§ TASK TO CARRY OUT
What's wanted is each entry repeated verbatim, minus its images.

§ DATA TO USE

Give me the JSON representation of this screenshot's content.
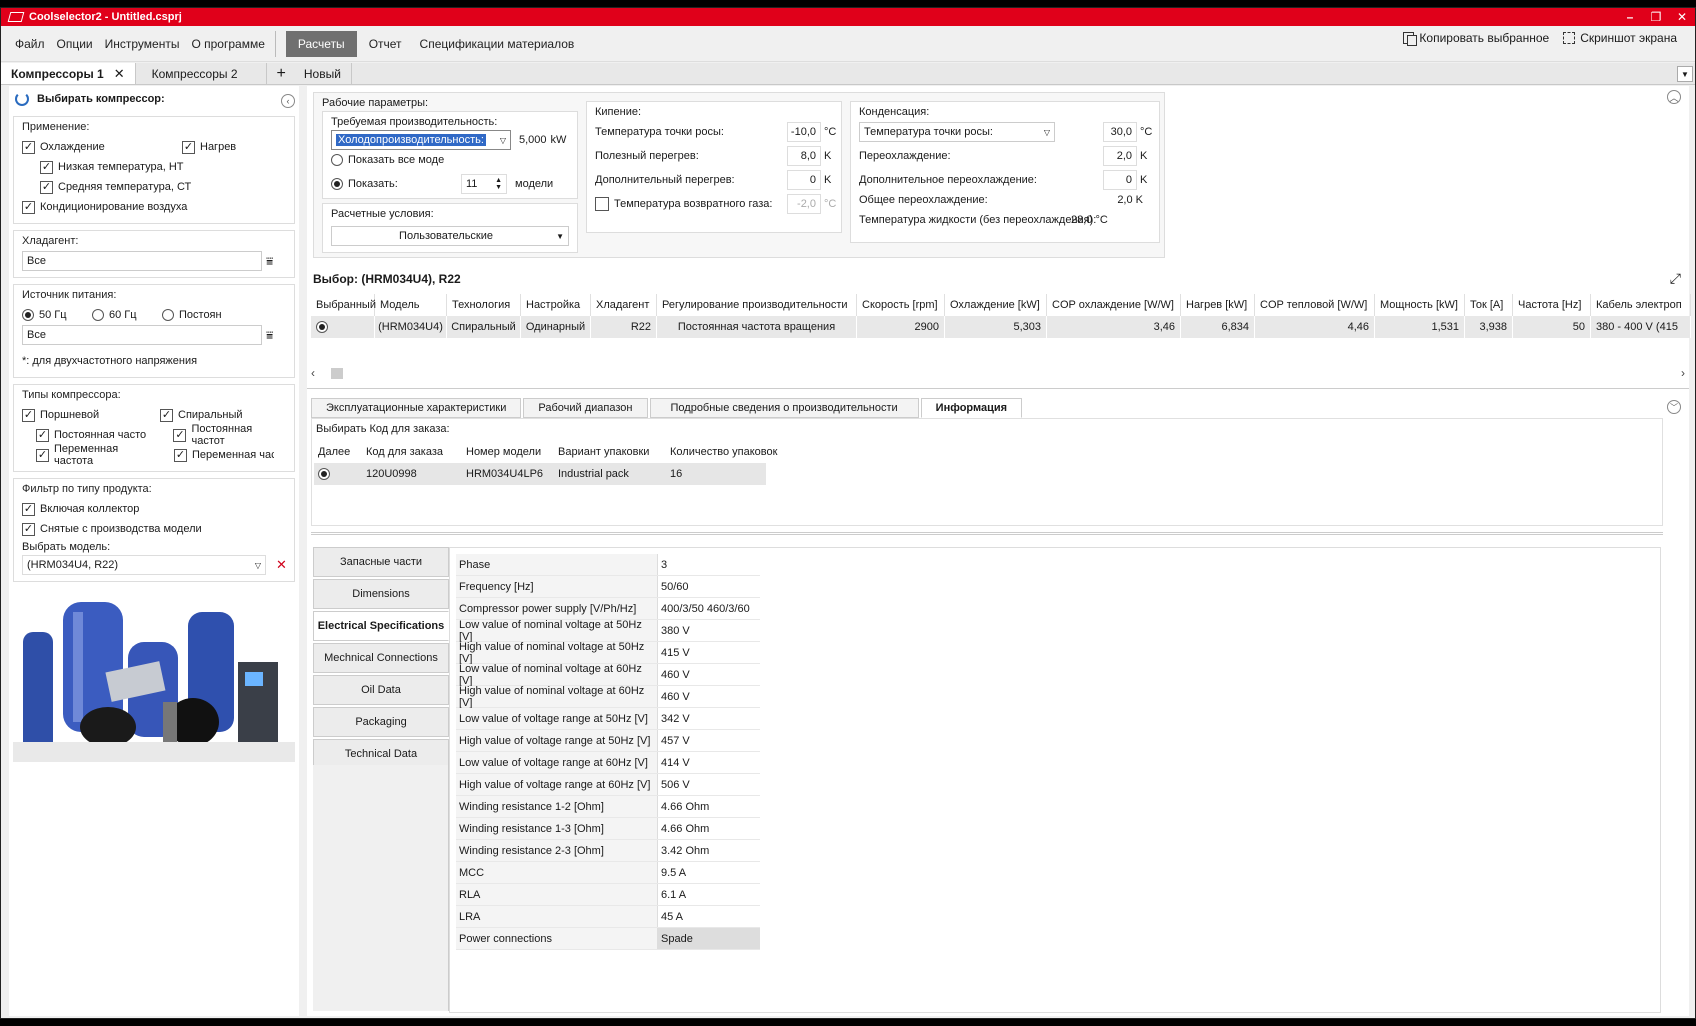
{
  "window": {
    "title": "Coolselector2 - Untitled.csprj",
    "controls": [
      "–",
      "❐",
      "✕"
    ]
  },
  "menu": {
    "items": [
      "Файл",
      "Опции",
      "Инструменты",
      "О программе"
    ],
    "active": "Расчеты",
    "after": [
      "Отчет",
      "Спецификации материалов"
    ],
    "copy_selected": "Копировать выбранное",
    "screenshot": "Скриншот экрана"
  },
  "tabs": {
    "tab1": "Компрессоры 1",
    "tab2": "Компрессоры 2",
    "new_tab": "Новый",
    "close_glyph": "✕",
    "plus_glyph": "+"
  },
  "left": {
    "header": "Выбирать компрессор:",
    "application": {
      "title": "Применение:",
      "cooling": "Охлаждение",
      "heating": "Нагрев",
      "low_temp": "Низкая температура, НТ",
      "medium_temp": "Средняя температура, СТ",
      "air_cond": "Кондиционирование воздуха"
    },
    "refrigerant": {
      "title": "Хладагент:",
      "value": "Все"
    },
    "power": {
      "title": "Источник питания:",
      "hz50": "50 Гц",
      "hz60": "60 Гц",
      "const": "Постоян",
      "value": "Все",
      "note": "*: для двухчастотного напряжения"
    },
    "types": {
      "title": "Типы компрессора:",
      "piston": "Поршневой",
      "scroll": "Спиральный",
      "piston_fixed": "Постоянная часто",
      "piston_var": "Переменная частота",
      "scroll_fixed": "Постоянная частот",
      "scroll_var": "Переменная частота"
    },
    "filter": {
      "title": "Фильтр по типу продукта:",
      "collector": "Включая коллектор",
      "discontinued": "Снятые с производства модели",
      "select_model_label": "Выбрать модель:",
      "selected_model": "(HRM034U4, R22)"
    }
  },
  "params": {
    "title": "Рабочие параметры:",
    "required_capacity": {
      "title": "Требуемая производительность:",
      "combo": "Холодопроизводительность:",
      "value": "5,000",
      "unit": "kW",
      "show_all": "Показать все моде",
      "show": "Показать:",
      "show_count": "11",
      "models": "модели"
    },
    "calc_conditions": {
      "title": "Расчетные условия:",
      "value": "Пользовательские"
    },
    "boiling": {
      "title": "Кипение:",
      "dew_temp": "Температура точки росы:",
      "dew_value": "-10,0",
      "dew_unit": "°C",
      "useful_sh": "Полезный перегрев:",
      "useful_sh_value": "8,0",
      "useful_sh_unit": "K",
      "extra_sh": "Дополнительный перегрев:",
      "extra_sh_value": "0",
      "extra_sh_unit": "K",
      "return_gas": "Температура возвратного газа:",
      "return_gas_value": "-2,0",
      "return_gas_unit": "°C"
    },
    "condensing": {
      "title": "Конденсация:",
      "combo": "Температура точки росы:",
      "value": "30,0",
      "unit": "°C",
      "subcool": "Переохлаждение:",
      "subcool_value": "2,0",
      "subcool_unit": "K",
      "extra_subcool": "Дополнительное переохлаждение:",
      "extra_subcool_value": "0",
      "extra_subcool_unit": "K",
      "total_subcool": "Общее переохлаждение:",
      "total_subcool_value": "2,0 K",
      "liquid_temp": "Температура жидкости (без переохлаждения):",
      "liquid_temp_value": "28,0 °C"
    }
  },
  "selection": {
    "title": "Выбор: (HRM034U4), R22",
    "headers": [
      "Выбранный",
      "Модель",
      "Технология",
      "Настройка",
      "Хладагент",
      "Регулирование производительности",
      "Скорость [rpm]",
      "Охлаждение [kW]",
      "COP охлаждение [W/W]",
      "Нагрев [kW]",
      "COP тепловой [W/W]",
      "Мощность [kW]",
      "Ток [A]",
      "Частота [Hz]",
      "Кабель электроп"
    ],
    "row": [
      "",
      "(HRM034U4)",
      "Спиральный",
      "Одинарный",
      "R22",
      "Постоянная частота вращения",
      "2900",
      "5,303",
      "3,46",
      "6,834",
      "4,46",
      "1,531",
      "3,938",
      "50",
      "380 - 400 V (415"
    ]
  },
  "subtabs": [
    "Эксплуатационные характеристики",
    "Рабочий диапазон",
    "Подробные сведения о производительности",
    "Информация"
  ],
  "order": {
    "title": "Выбирать Код для заказа:",
    "headers": [
      "Далее",
      "Код для заказа",
      "Номер модели",
      "Вариант упаковки",
      "Количество упаковок"
    ],
    "row": [
      "",
      "120U0998",
      "HRM034U4LP6",
      "Industrial pack",
      "16"
    ]
  },
  "side_buttons": [
    "Запасные части",
    "Dimensions",
    "Electrical Specifications",
    "Mechnical Connections",
    "Oil Data",
    "Packaging",
    "Technical Data"
  ],
  "specs": [
    [
      "Phase",
      "3"
    ],
    [
      "Frequency [Hz]",
      "50/60"
    ],
    [
      "Compressor power supply [V/Ph/Hz]",
      "400/3/50 460/3/60"
    ],
    [
      "Low value of nominal voltage at 50Hz [V]",
      "380 V"
    ],
    [
      "High value of nominal voltage at 50Hz [V]",
      "415 V"
    ],
    [
      "Low value of nominal voltage at 60Hz [V]",
      "460 V"
    ],
    [
      "High value of nominal voltage at 60Hz [V]",
      "460 V"
    ],
    [
      "Low value of voltage range at 50Hz [V]",
      "342 V"
    ],
    [
      "High value of voltage range at 50Hz [V]",
      "457 V"
    ],
    [
      "Low value of voltage range at 60Hz [V]",
      "414 V"
    ],
    [
      "High value of voltage range at 60Hz [V]",
      "506 V"
    ],
    [
      "Winding resistance 1-2 [Ohm]",
      "4.66 Ohm"
    ],
    [
      "Winding resistance 1-3 [Ohm]",
      "4.66 Ohm"
    ],
    [
      "Winding resistance 2-3 [Ohm]",
      "3.42 Ohm"
    ],
    [
      "MCC",
      "9.5 A"
    ],
    [
      "RLA",
      "6.1 A"
    ],
    [
      "LRA",
      "45 A"
    ],
    [
      "Power connections",
      "Spade"
    ]
  ],
  "colors": {
    "titlebar": "#e0001a",
    "accent": "#3069c6",
    "clear": "#d0021b"
  }
}
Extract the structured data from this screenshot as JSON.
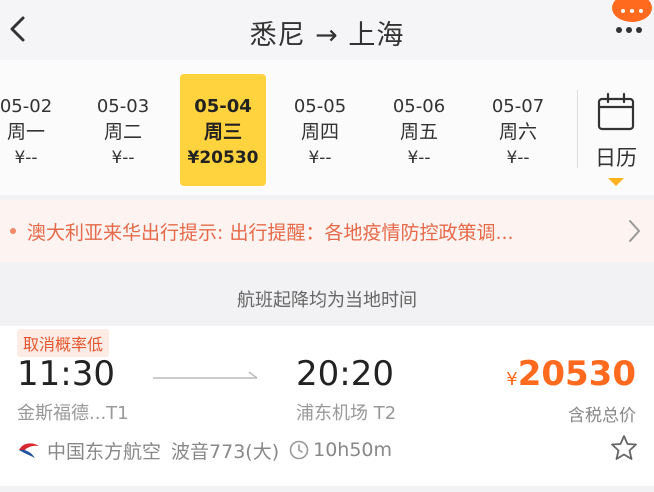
{
  "header": {
    "title": "悉尼 → 上海"
  },
  "dates": [
    {
      "date": "05-02",
      "weekday": "周一",
      "price": "¥--"
    },
    {
      "date": "05-03",
      "weekday": "周二",
      "price": "¥--"
    },
    {
      "date": "05-04",
      "weekday": "周三",
      "price": "¥20530",
      "selected": true
    },
    {
      "date": "05-05",
      "weekday": "周四",
      "price": "¥--"
    },
    {
      "date": "05-06",
      "weekday": "周五",
      "price": "¥--"
    },
    {
      "date": "05-07",
      "weekday": "周六",
      "price": "¥--"
    }
  ],
  "calendar": {
    "label": "日历"
  },
  "notice": {
    "text": "澳大利亚来华出行提示: 出行提醒：各地疫情防控政策调..."
  },
  "timezone_note": "航班起降均为当地时间",
  "flight": {
    "badge": "取消概率低",
    "dep_time": "11:30",
    "arr_time": "20:20",
    "dep_airport": "金斯福德...T1",
    "arr_airport": "浦东机场 T2",
    "currency": "¥",
    "price": "20530",
    "price_note": "含税总价",
    "airline": "中国东方航空",
    "aircraft": "波音773(大)",
    "duration": "10h50m"
  },
  "colors": {
    "accent": "#ff6a1f",
    "selected": "#ffd33d",
    "notice_bg": "#fdf3f1",
    "notice_text": "#e56a49"
  }
}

§ TASK RESPONSE
Give me the JSON representation of this screenshot's content.
{
  "window": {
    "title": "Coolselector2 - Untitled.csprj",
    "controls": [
      "–",
      "❐",
      "✕"
    ]
  },
  "menu": {
    "items": [
      "Файл",
      "Опции",
      "Инструменты",
      "О программе"
    ],
    "active": "Расчеты",
    "after": [
      "Отчет",
      "Спецификации материалов"
    ],
    "copy_selected": "Копировать выбранное",
    "screenshot": "Скриншот экрана"
  },
  "tabs": {
    "tab1": "Компрессоры 1",
    "tab2": "Компрессоры 2",
    "new_tab": "Новый",
    "close_glyph": "✕",
    "plus_glyph": "+"
  },
  "left": {
    "header": "Выбирать компрессор:",
    "application": {
      "title": "Применение:",
      "cooling": "Охлаждение",
      "heating": "Нагрев",
      "low_temp": "Низкая температура, НТ",
      "medium_temp": "Средняя температура, СТ",
      "air_cond": "Кондиционирование воздуха"
    },
    "refrigerant": {
      "title": "Хладагент:",
      "value": "Все"
    },
    "power": {
      "title": "Источник питания:",
      "hz50": "50 Гц",
      "hz60": "60 Гц",
      "const": "Постоян",
      "value": "Все",
      "note": "*: для двухчастотного напряжения"
    },
    "types": {
      "title": "Типы компрессора:",
      "piston": "Поршневой",
      "scroll": "Спиральный",
      "piston_fixed": "Постоянная часто",
      "piston_var": "Переменная частота",
      "scroll_fixed": "Постоянная частот",
      "scroll_var": "Переменная частота"
    },
    "filter": {
      "title": "Фильтр по типу продукта:",
      "collector": "Включая коллектор",
      "discontinued": "Снятые с производства модели",
      "select_model_label": "Выбрать модель:",
      "selected_model": "(HRM034U4, R22)"
    }
  },
  "params": {
    "title": "Рабочие параметры:",
    "required_capacity": {
      "title": "Требуемая производительность:",
      "combo": "Холодопроизводительность:",
      "value": "5,000",
      "unit": "kW",
      "show_all": "Показать все моде",
      "show": "Показать:",
      "show_count": "11",
      "models": "модели"
    },
    "calc_conditions": {
      "title": "Расчетные условия:",
      "value": "Пользовательские"
    },
    "boiling": {
      "title": "Кипение:",
      "dew_temp": "Температура точки росы:",
      "dew_value": "-10,0",
      "dew_unit": "°C",
      "useful_sh": "Полезный перегрев:",
      "useful_sh_value": "8,0",
      "useful_sh_unit": "K",
      "extra_sh": "Дополнительный перегрев:",
      "extra_sh_value": "0",
      "extra_sh_unit": "K",
      "return_gas": "Температура возвратного газа:",
      "return_gas_value": "-2,0",
      "return_gas_unit": "°C"
    },
    "condensing": {
      "title": "Конденсация:",
      "combo": "Температура точки росы:",
      "value": "30,0",
      "unit": "°C",
      "subcool": "Переохлаждение:",
      "subcool_value": "2,0",
      "subcool_unit": "K",
      "extra_subcool": "Дополнительное переохлаждение:",
      "extra_subcool_value": "0",
      "extra_subcool_unit": "K",
      "total_subcool": "Общее переохлаждение:",
      "total_subcool_value": "2,0 K",
      "liquid_temp": "Температура жидкости (без переохлаждения):",
      "liquid_temp_value": "28,0 °C"
    }
  },
  "selection": {
    "title": "Выбор: (HRM034U4), R22",
    "headers": [
      "Выбранный",
      "Модель",
      "Технология",
      "Настройка",
      "Хладагент",
      "Регулирование производительности",
      "Скорость [rpm]",
      "Охлаждение [kW]",
      "COP охлаждение [W/W]",
      "Нагрев [kW]",
      "COP тепловой [W/W]",
      "Мощность [kW]",
      "Ток [A]",
      "Частота [Hz]",
      "Кабель электроп"
    ],
    "row": [
      "",
      "(HRM034U4)",
      "Спиральный",
      "Одинарный",
      "R22",
      "Постоянная частота вращения",
      "2900",
      "5,303",
      "3,46",
      "6,834",
      "4,46",
      "1,531",
      "3,938",
      "50",
      "380 - 400 V (415"
    ]
  },
  "subtabs": [
    "Эксплуатационные характеристики",
    "Рабочий диапазон",
    "Подробные сведения о производительности",
    "Информация"
  ],
  "order": {
    "title": "Выбирать Код для заказа:",
    "headers": [
      "Далее",
      "Код для заказа",
      "Номер модели",
      "Вариант упаковки",
      "Количество упаковок"
    ],
    "row": [
      "",
      "120U0998",
      "HRM034U4LP6",
      "Industrial pack",
      "16"
    ]
  },
  "side_buttons": [
    "Запасные части",
    "Dimensions",
    "Electrical Specifications",
    "Mechnical Connections",
    "Oil Data",
    "Packaging",
    "Technical Data"
  ],
  "specs": [
    [
      "Phase",
      "3"
    ],
    [
      "Frequency [Hz]",
      "50/60"
    ],
    [
      "Compressor power supply [V/Ph/Hz]",
      "400/3/50 460/3/60"
    ],
    [
      "Low value of nominal voltage at 50Hz [V]",
      "380 V"
    ],
    [
      "High value of nominal voltage at 50Hz [V]",
      "415 V"
    ],
    [
      "Low value of nominal voltage at 60Hz [V]",
      "460 V"
    ],
    [
      "High value of nominal voltage at 60Hz [V]",
      "460 V"
    ],
    [
      "Low value of voltage range at 50Hz [V]",
      "342 V"
    ],
    [
      "High value of voltage range at 50Hz [V]",
      "457 V"
    ],
    [
      "Low value of voltage range at 60Hz [V]",
      "414 V"
    ],
    [
      "High value of voltage range at 60Hz [V]",
      "506 V"
    ],
    [
      "Winding resistance 1-2 [Ohm]",
      "4.66 Ohm"
    ],
    [
      "Winding resistance 1-3 [Ohm]",
      "4.66 Ohm"
    ],
    [
      "Winding resistance 2-3 [Ohm]",
      "3.42 Ohm"
    ],
    [
      "MCC",
      "9.5 A"
    ],
    [
      "RLA",
      "6.1 A"
    ],
    [
      "LRA",
      "45 A"
    ],
    [
      "Power connections",
      "Spade"
    ]
  ],
  "colors": {
    "titlebar": "#e0001a",
    "accent": "#3069c6",
    "clear": "#d0021b"
  }
}
Extract the structured data from this screenshot as JSON.
{
  "header": {
    "title": "悉尼 → 上海"
  },
  "dates": [
    {
      "date": "05-02",
      "weekday": "周一",
      "price": "¥--"
    },
    {
      "date": "05-03",
      "weekday": "周二",
      "price": "¥--"
    },
    {
      "date": "05-04",
      "weekday": "周三",
      "price": "¥20530",
      "selected": true
    },
    {
      "date": "05-05",
      "weekday": "周四",
      "price": "¥--"
    },
    {
      "date": "05-06",
      "weekday": "周五",
      "price": "¥--"
    },
    {
      "date": "05-07",
      "weekday": "周六",
      "price": "¥--"
    }
  ],
  "calendar": {
    "label": "日历"
  },
  "notice": {
    "text": "澳大利亚来华出行提示: 出行提醒：各地疫情防控政策调..."
  },
  "timezone_note": "航班起降均为当地时间",
  "flight": {
    "badge": "取消概率低",
    "dep_time": "11:30",
    "arr_time": "20:20",
    "dep_airport": "金斯福德...T1",
    "arr_airport": "浦东机场 T2",
    "currency": "¥",
    "price": "20530",
    "price_note": "含税总价",
    "airline": "中国东方航空",
    "aircraft": "波音773(大)",
    "duration": "10h50m"
  },
  "colors": {
    "accent": "#ff6a1f",
    "selected": "#ffd33d",
    "notice_bg": "#fdf3f1",
    "notice_text": "#e56a49"
  }
}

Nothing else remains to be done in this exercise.